Better that we should change our message: the right number of children for a family is however many God sends. For some families, that will be 10 or more, for others perhaps 2, and yet others that right number will be none, as heartbreaking as it may be. Being open to life is not a guarantee that we will have a set number of children, or even any; being open to life means acknowledging that God could heal us and grant us a child, while still accepting that it may not come to pass. It is being open to whatever mission God has planned for us in this life, whether it involves children or not. It was beautiful to see that Pope Francis separated those dealing with infertility from those giving in to the "culture of comfort" (see here). Of course each and every one of us has our own hopes, dreams, and plans, including how many children we desire; some will see those plans come to fruition, while others will be lead to a different path. Let us not fixate on some perfect number, but endeavor to trust God and His plans.


  1. I love this. If only the rest of the world would listen to you and Rebecca, we'd have it all covered! :)

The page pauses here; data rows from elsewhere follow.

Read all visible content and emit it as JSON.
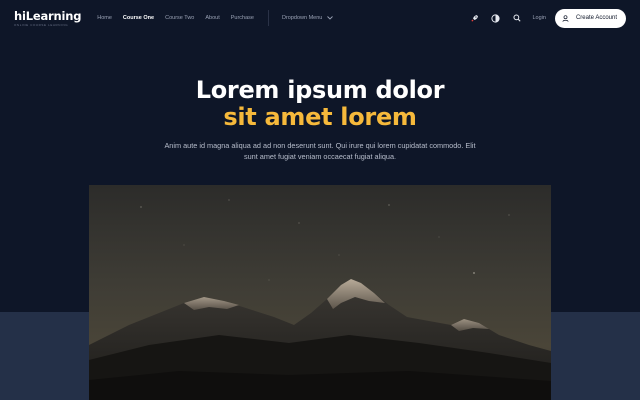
{
  "brand": {
    "name": "hiLearning",
    "tagline": "ONLINE COURSE LEARNING"
  },
  "nav": {
    "links": [
      {
        "label": "Home",
        "active": false
      },
      {
        "label": "Course One",
        "active": true
      },
      {
        "label": "Course Two",
        "active": false
      },
      {
        "label": "About",
        "active": false
      },
      {
        "label": "Purchase",
        "active": false
      }
    ],
    "dropdown_label": "Dropdown Menu",
    "login_label": "Login",
    "cta_label": "Create Account",
    "icons": [
      "rocket-icon",
      "contrast-icon",
      "search-icon",
      "user-icon",
      "chevron-down-icon"
    ]
  },
  "hero": {
    "title_line1": "Lorem ipsum dolor",
    "title_line2": "sit amet lorem",
    "subtitle": "Anim aute id magna aliqua ad ad non deserunt sunt. Qui irure qui lorem cupidatat commodo. Elit sunt amet fugiat veniam occaecat fugiat aliqua.",
    "image": "mountain-night-image"
  },
  "colors": {
    "background": "#0e1628",
    "band": "#243048",
    "accent": "#f6b93b",
    "cta_bg": "#ffffff"
  }
}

  2. Very well-said! Send this to your priest please! They need this for a homily!

  3. Umm, I love this! Amen to it all :)

  4. "The right number of children for a family is however many God sends." It's been hard for me to learn this, but I completely agree now. Amen!

  5. Amen! This has always been hard for me to wrap my head around because I do desire a large family and in some respects, yes I am pregnant with baby #6, but when 4 of those babies are in heaven, it doesn't feel like we have a large family and I do have the tendency to be envious of those for whom having lots of children comes easily (but again that is my issue, not theirs). On top of that, then to be around other Catholic parents when asked how many kids they have and they respond "well, only 4". Sigh...

    All this to say, I am still working on this and getting to a place of acceptance and gratefulness and I guess over all just plain contentedness of the blessings I do have right here, right now and not letting it develop into envy. Also, I was very happy that Pope Francis touched on the sufferings of infertile couples recently, I do appreciate his pastoral heart.

  6. I've even said "So-and-so has 10 children; she must be a saint?" Now I hate it when I hear attitudes like that expressed. I love that our faith calls us to virtue, and balance in this area, and other areas.

  7. I think "So-and-so has ten kids; she must be a saint" is more an expression of the difficulty of having a large family than of the inherent holiness of such a family, and as such is a critique. I say this as the oldest of seven; "your mom is a saint" was rarely a compliment. (I always wanted to say, "It's not difficult to have a large family when the kids are as great as we are." :p)

    I knew someone who used to respond to the "how many kids" question with "God only sent us two." A good reminder that small families are not always that way by choice.

    Lastly, while I agree with your overall message, I wanted to add that sometimes families are kept small(er) deliberately for legitimate reasons. "The right number of children for a family is however many God sends," yes, but that doesn't mean that one needs to accept every potential child. (I'm talking about NFP, not abortion, just to be perfectly clear.)